Exercise:
Whatever appears in the entries must be given again exactly.
*** Opening Given records ***
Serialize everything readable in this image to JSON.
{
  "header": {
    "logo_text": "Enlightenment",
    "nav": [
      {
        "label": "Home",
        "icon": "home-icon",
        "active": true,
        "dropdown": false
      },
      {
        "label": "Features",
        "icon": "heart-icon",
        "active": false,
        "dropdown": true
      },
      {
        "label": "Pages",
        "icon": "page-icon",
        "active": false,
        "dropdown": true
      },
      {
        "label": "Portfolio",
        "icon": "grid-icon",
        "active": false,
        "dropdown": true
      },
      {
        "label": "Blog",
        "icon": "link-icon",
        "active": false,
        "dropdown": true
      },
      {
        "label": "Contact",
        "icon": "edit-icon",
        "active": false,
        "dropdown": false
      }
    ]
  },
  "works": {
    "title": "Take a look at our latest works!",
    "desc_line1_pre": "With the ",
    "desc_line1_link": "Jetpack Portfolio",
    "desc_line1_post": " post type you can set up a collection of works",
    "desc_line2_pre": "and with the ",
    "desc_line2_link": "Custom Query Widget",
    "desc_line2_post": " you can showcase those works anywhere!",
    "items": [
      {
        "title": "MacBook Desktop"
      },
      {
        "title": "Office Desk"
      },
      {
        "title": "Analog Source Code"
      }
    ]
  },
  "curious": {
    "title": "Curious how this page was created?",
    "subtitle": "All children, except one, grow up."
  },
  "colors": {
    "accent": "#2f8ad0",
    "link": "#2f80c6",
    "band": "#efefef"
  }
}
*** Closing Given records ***
Result for this exercise:
Serialize everything readable in this image to JSON.
{
  "header": {
    "logo_text": "Enlightenment",
    "nav": [
      {
        "label": "Home",
        "icon": "home-icon",
        "active": true,
        "dropdown": false
      },
      {
        "label": "Features",
        "icon": "heart-icon",
        "active": false,
        "dropdown": true
      },
      {
        "label": "Pages",
        "icon": "page-icon",
        "active": false,
        "dropdown": true
      },
      {
        "label": "Portfolio",
        "icon": "grid-icon",
        "active": false,
        "dropdown": true
      },
      {
        "label": "Blog",
        "icon": "link-icon",
        "active": false,
        "dropdown": true
      },
      {
        "label": "Contact",
        "icon": "edit-icon",
        "active": false,
        "dropdown": false
      }
    ]
  },
  "works": {
    "title": "Take a look at our latest works!",
    "desc_line1_pre": "With the ",
    "desc_line1_link": "Jetpack Portfolio",
    "desc_line1_post": " post type you can set up a collection of works",
    "desc_line2_pre": "and with the ",
    "desc_line2_link": "Custom Query Widget",
    "desc_line2_post": " you can showcase those works anywhere!",
    "items": [
      {
        "title": "MacBook Desktop"
      },
      {
        "title": "Office Desk"
      },
      {
        "title": "Analog Source Code"
      }
    ]
  },
  "curious": {
    "title": "Curious how this page was created?",
    "subtitle": "All children, except one, grow up."
  },
  "colors": {
    "accent": "#2f8ad0",
    "link": "#2f80c6",
    "band": "#efefef"
  }
}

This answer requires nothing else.